Evolution and adaptive value of yeast epigenetic memory of previous growth in galactose
Cellular adaptation to environmental changes often entails transcriptional responses that promote survival and proliferation. In certain cases, “memory” of previous experiences promotes a much faster transcriptional response upon second exposure to the same stimuli, leading to faster adaptation. This phenomenon called the epigenetic transcriptional memory can be inherited through several cell divisions. How such epigenetic phenomena evolved and their contribution to fitness is not well understood. We addressed these questions using the GAL genes in baker’s yeast Saccharomyces species as model.
The GAL genes encode proteins that are required for growth in galactose and are tightly repressed in glucose. When cells are shifted from glucose to galactose the initial rate of GAL gene transcription is very slow, leading to a long lag phase before cells begin to divide again. However, cells that have previously grown in galactose before being shifted to glucose induce the GAL genes rapidly. This phenomenon persists for eight generations after shifting cells to glucose. The explanation for this difference has to do with the concentration of critical transcription factors. During the initial induction, most cells have fewer molecules of the Gal3 coactivator relative to Gal80 repressor. As a result, the expression is heterogenous and only some cells respond during the early phase of induction. During memory, on the other hand the expression is homogenous and fast due to presence of Gal1, which is very similar to Gal3 (Fig. 1). Gal1 is abundantly produced in the first round of induction and is then diluted gradually with each cell division. Gal1 is both an enzyme and a Gal3-like coactivator. The residual Gal1 left after eight generations is sufficient to relieve Gal80 inhibition of Gal4 transcription factor.
We found that faster expression of GAL genes during memory confers a huge fitness advantage eliminating the lag phase upon shift from glucose to galactose. A genetic screen uncovered a point mutation in GAL1, gal1-D117V, that specifically abrogated transcriptional memory. Asp117 in Gal1 forms a salt bridge with an arginine in Gal80 and this mutation disrupts this interaction. The mutant Gal1 neither binds to Gal80 nor relieves its repression, resulting in loss of memory. Our screen also identified a novel role of Gal4 central domain in potentiating Gal4 activation levels during memory. The central domain of Gal4 was considered as an inert linker that bridges the N-terminal DNA binding domain and the C-terminal activation domain of Gal4. We show that this domain potentiates Gal4-mediated activation and disrupts memory.

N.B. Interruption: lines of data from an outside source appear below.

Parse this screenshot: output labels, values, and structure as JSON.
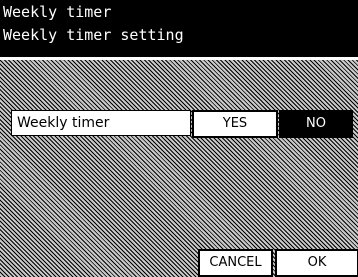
{
  "header": {
    "title": "Weekly timer",
    "subtitle": "Weekly timer setting"
  },
  "setting": {
    "label": "Weekly timer",
    "options": [
      {
        "label": "YES",
        "selected": false
      },
      {
        "label": "NO",
        "selected": true
      }
    ]
  },
  "footer": {
    "cancel_label": "CANCEL",
    "ok_label": "OK"
  },
  "colors": {
    "header_bg": "#000000",
    "selected_bg": "#000000",
    "unselected_bg": "#ffffff"
  }
}
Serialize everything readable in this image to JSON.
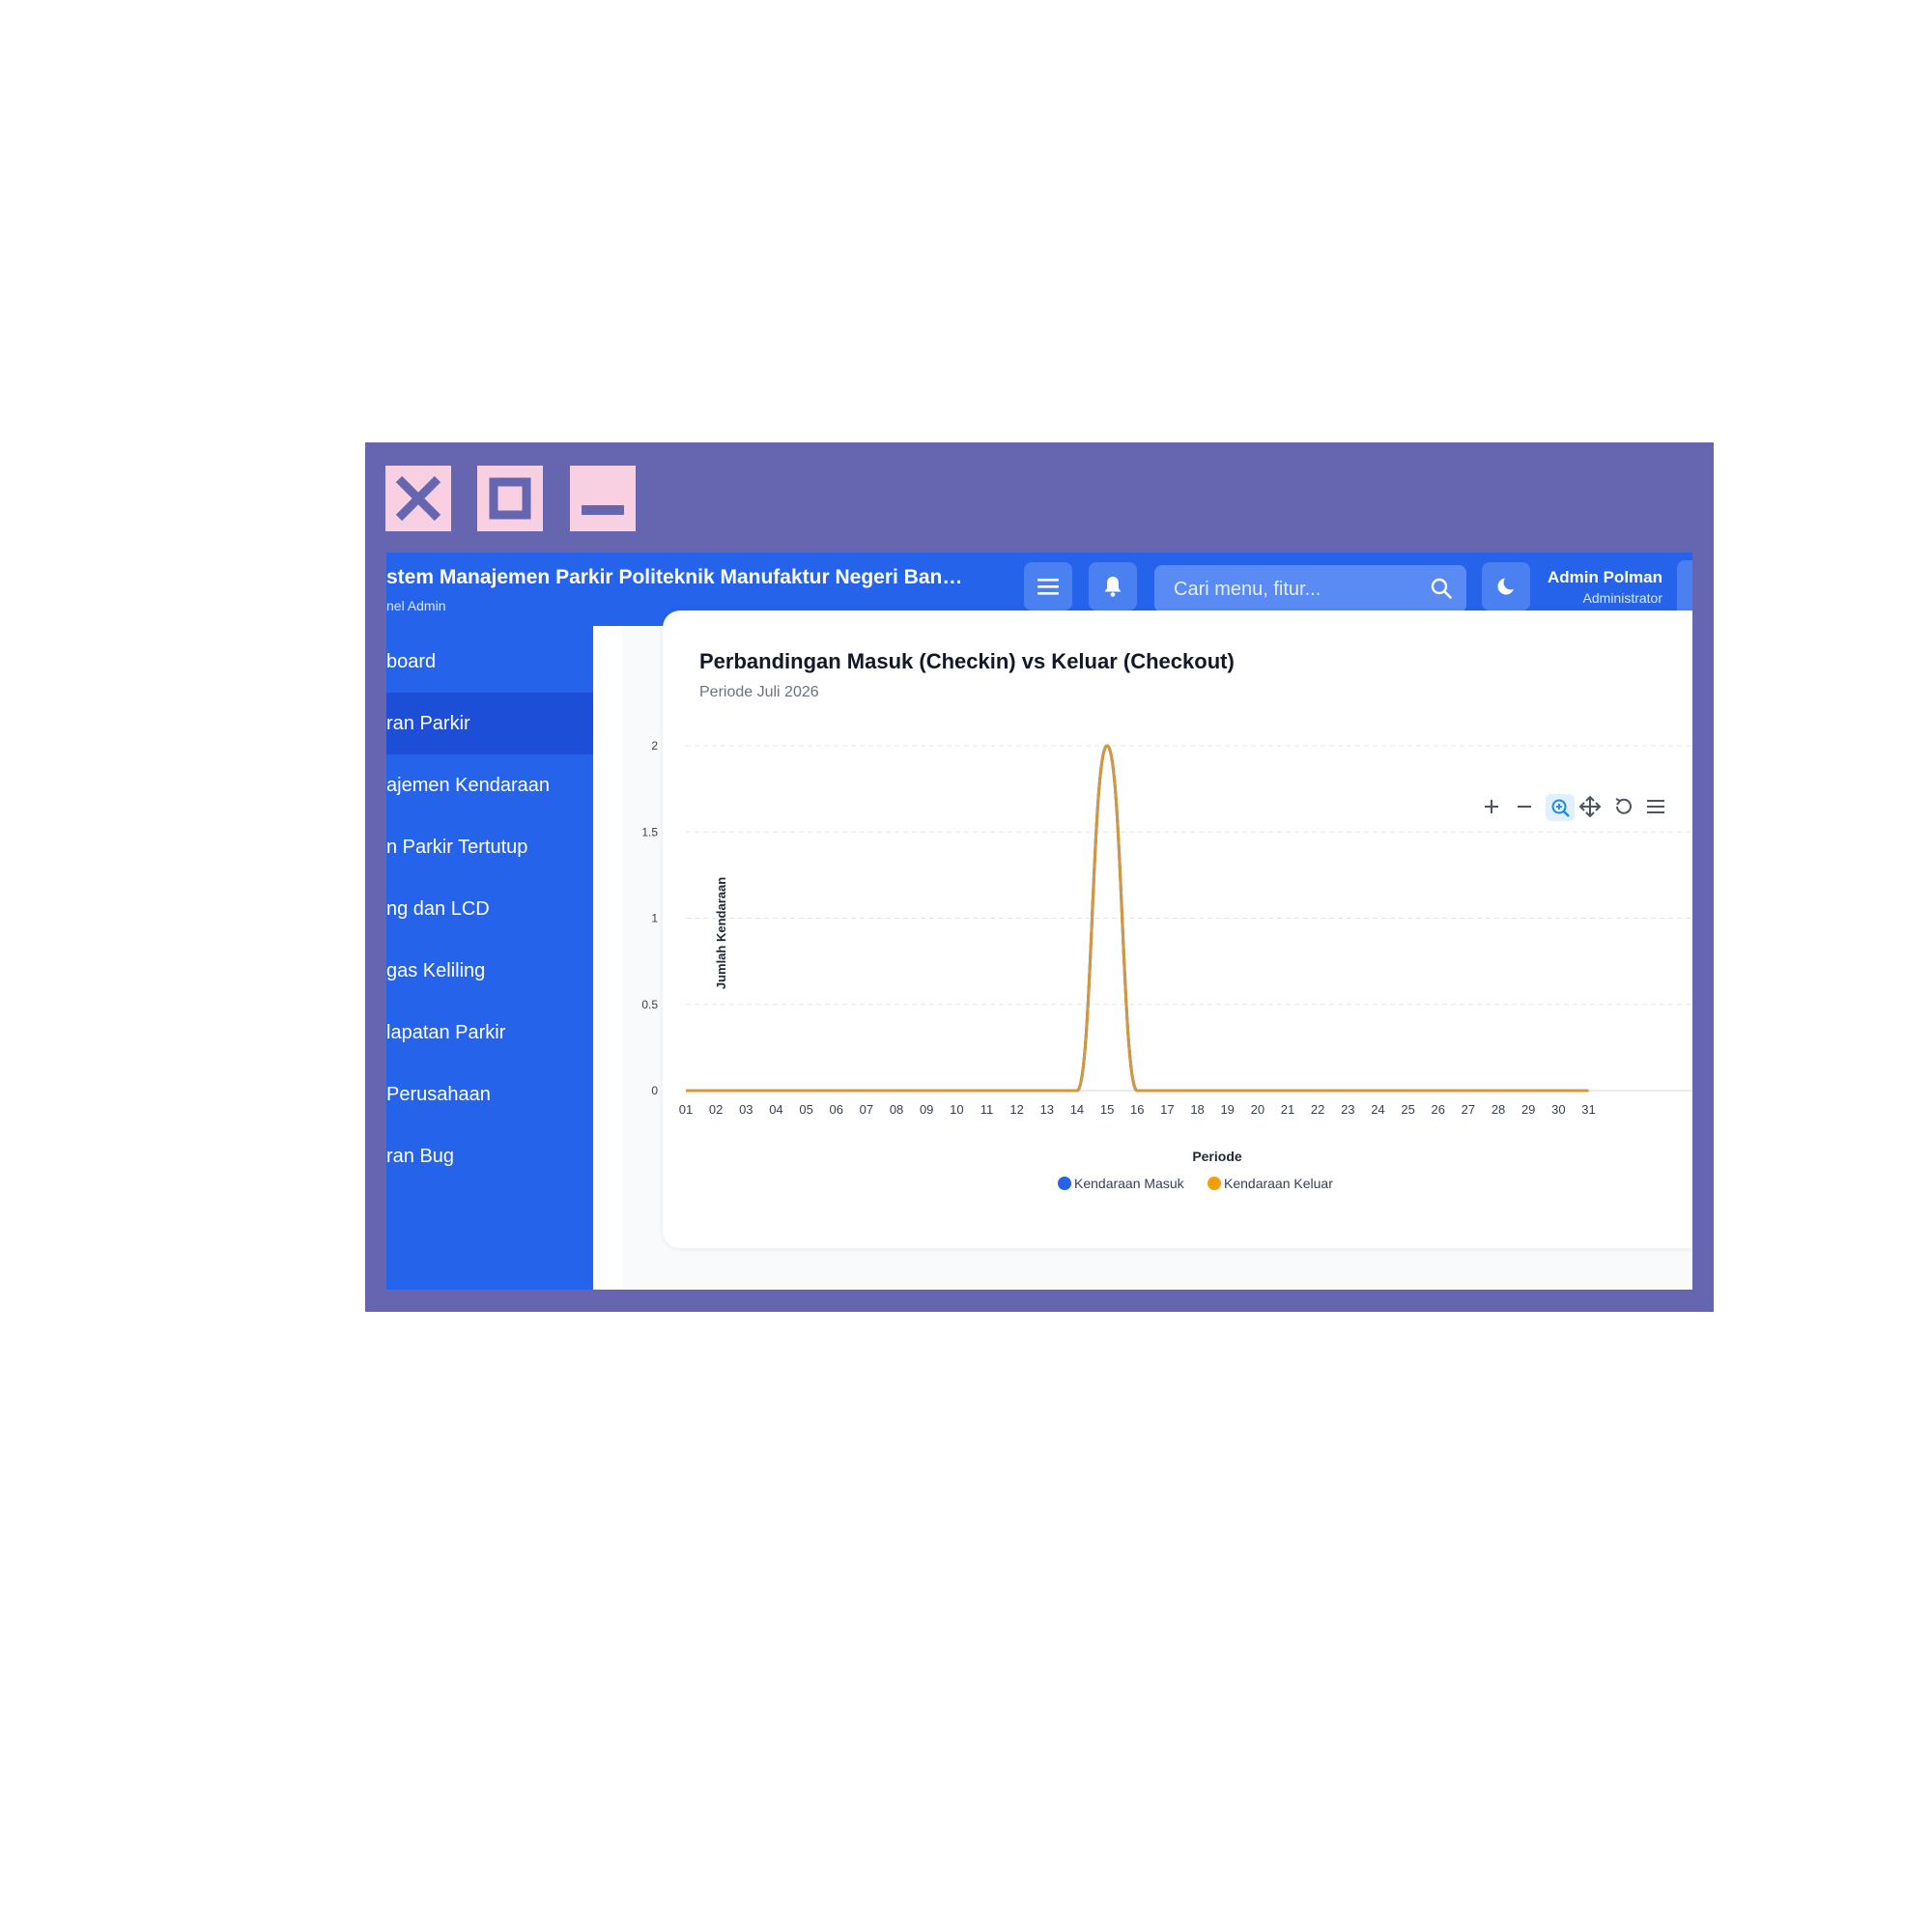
{
  "window": {
    "buttons": [
      "close",
      "maximize",
      "minimize"
    ]
  },
  "header": {
    "title": "stem Manajemen Parkir Politeknik Manufaktur Negeri Ban…",
    "subtitle": "nel Admin",
    "search_placeholder": "Cari menu, fitur...",
    "user_name": "Admin Polman",
    "user_role": "Administrator"
  },
  "sidebar": {
    "items": [
      {
        "label": "board",
        "active": false
      },
      {
        "label": "ran Parkir",
        "active": true
      },
      {
        "label": "ajemen Kendaraan",
        "active": false
      },
      {
        "label": "n Parkir Tertutup",
        "active": false
      },
      {
        "label": "ng dan LCD",
        "active": false
      },
      {
        "label": "gas Keliling",
        "active": false
      },
      {
        "label": "lapatan Parkir",
        "active": false
      },
      {
        "label": " Perusahaan",
        "active": false
      },
      {
        "label": "ran Bug",
        "active": false
      }
    ]
  },
  "card": {
    "title": "Perbandingan Masuk (Checkin) vs Keluar (Checkout)",
    "subtitle": "Periode Juli 2026"
  },
  "chart_data": {
    "type": "line",
    "title": "Perbandingan Masuk (Checkin) vs Keluar (Checkout)",
    "subtitle": "Periode Juli 2026",
    "xlabel": "Periode",
    "ylabel": "Jumlah Kendaraan",
    "x": [
      "01",
      "02",
      "03",
      "04",
      "05",
      "06",
      "07",
      "08",
      "09",
      "10",
      "11",
      "12",
      "13",
      "14",
      "15",
      "16",
      "17",
      "18",
      "19",
      "20",
      "21",
      "22",
      "23",
      "24",
      "25",
      "26",
      "27",
      "28",
      "29",
      "30",
      "31"
    ],
    "ylim": [
      0,
      2
    ],
    "yticks": [
      "0",
      "0.5",
      "1",
      "1.5",
      "2"
    ],
    "grid": true,
    "legend_position": "bottom",
    "series": [
      {
        "name": "Kendaraan Masuk",
        "color": "#2563eb",
        "values": [
          0,
          0,
          0,
          0,
          0,
          0,
          0,
          0,
          0,
          0,
          0,
          0,
          0,
          0,
          2,
          0,
          0,
          0,
          0,
          0,
          0,
          0,
          0,
          0,
          0,
          0,
          0,
          0,
          0,
          0,
          0
        ]
      },
      {
        "name": "Kendaraan Keluar",
        "color": "#f59e0b",
        "values": [
          0,
          0,
          0,
          0,
          0,
          0,
          0,
          0,
          0,
          0,
          0,
          0,
          0,
          0,
          2,
          0,
          0,
          0,
          0,
          0,
          0,
          0,
          0,
          0,
          0,
          0,
          0,
          0,
          0,
          0,
          0
        ]
      }
    ],
    "toolbar": [
      "zoom-in",
      "zoom-out",
      "selection-zoom",
      "pan",
      "reset",
      "menu"
    ]
  },
  "colors": {
    "primary": "#2563eb",
    "sidebar_active": "#1d4ed8",
    "frame": "#6666b0",
    "window_button": "#f9cfe2",
    "overlap_line": "#d4973b"
  }
}
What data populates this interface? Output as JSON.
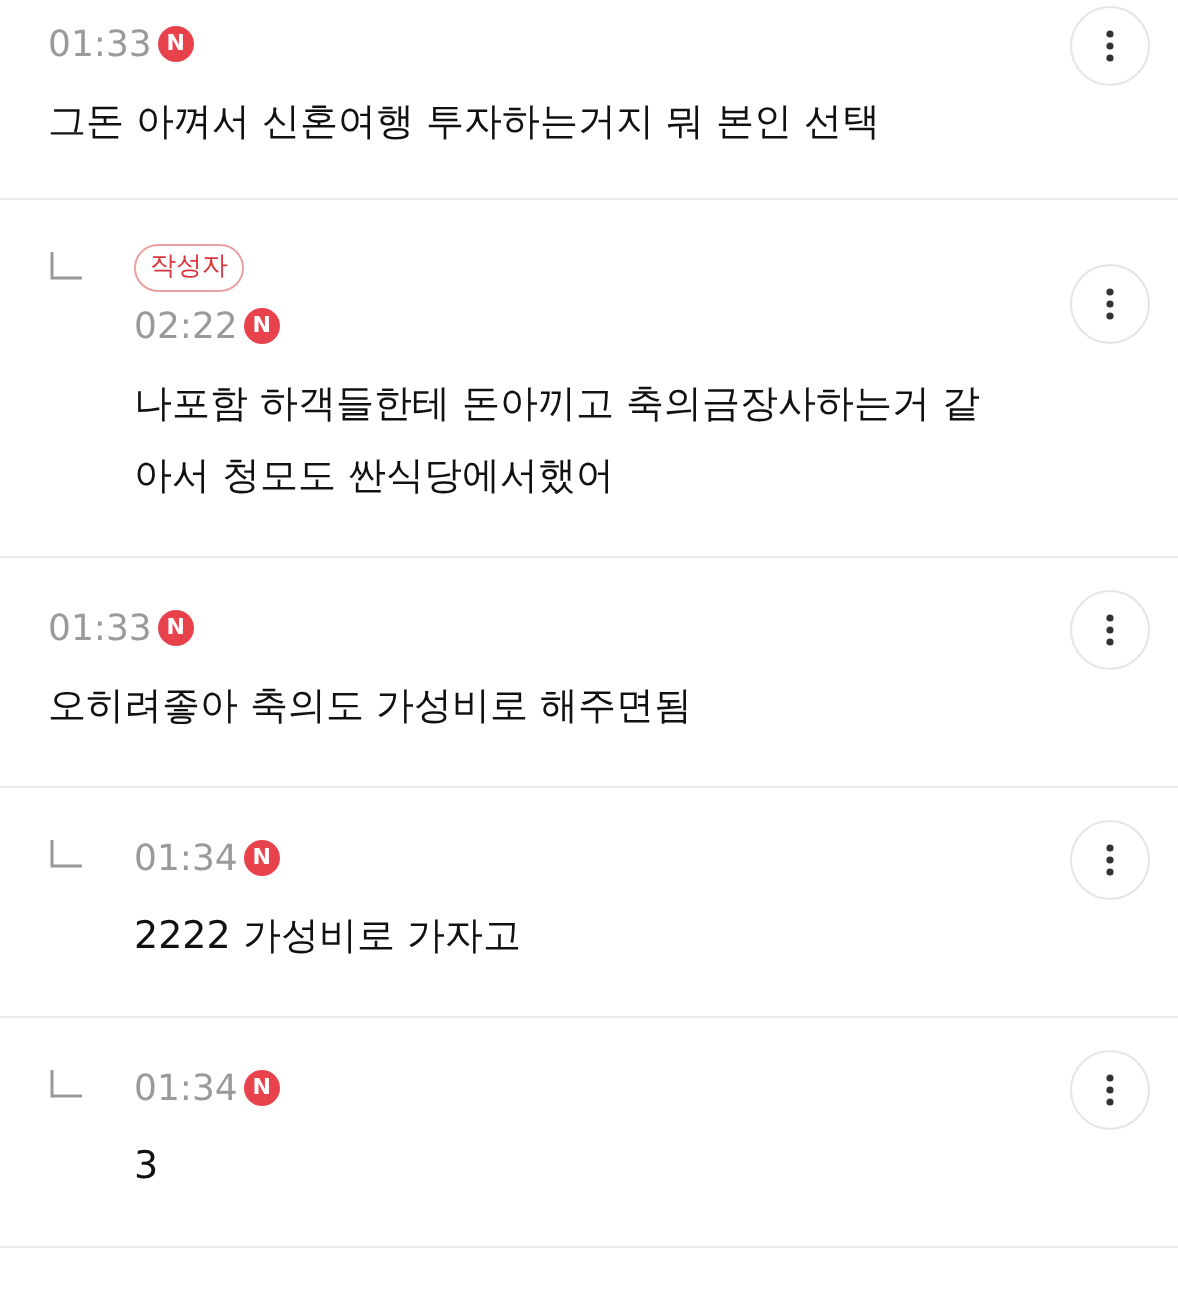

GAL transcriptional memory evolved from an ancestral state after the expression of GAL1 became more completely repressed in S. cerevisiae. In a related yeast species, S. uvarum, previous growth in galactose does not improve adaptation to galactose. Rather, the rate of GAL gene induction and adaptation to growth in galactose is always fast in S. uvarum. This is due to leaky GAL1 expression in S. uvarum. By swapping the GAL1 promoter in S. cerevisiae with the GAL1 promoter from S. uvarum (Fig. 2), this rapid activation of GAL genes and adaptation to growth in galactose was recapitulated. While advantageous in galactose, we found that the leaky GAL1 expression hampered growth in mixtures of glucose and galactose. Thus, leaky GAL1 expression is a double-edged sword, providing an adaptive advantage in some conditions and a fitness cost in others. Epigenetic GAL1 transcriptional memory provides a mechanism to both maximize fitness in the presence of glucose and to reclaim fitness benefits upon second exposure to galactose.
Varun Sood, Jason H. Brickner
Northwestern University, Evanston, IL, USA
Genetic and Epigenetic Strategies Potentiate Gal4 Activation to Enhance Fitness in Recently Diverged Yeast Species.
Sood V, Brickner JH
Curr Biol. 2017 Dec 4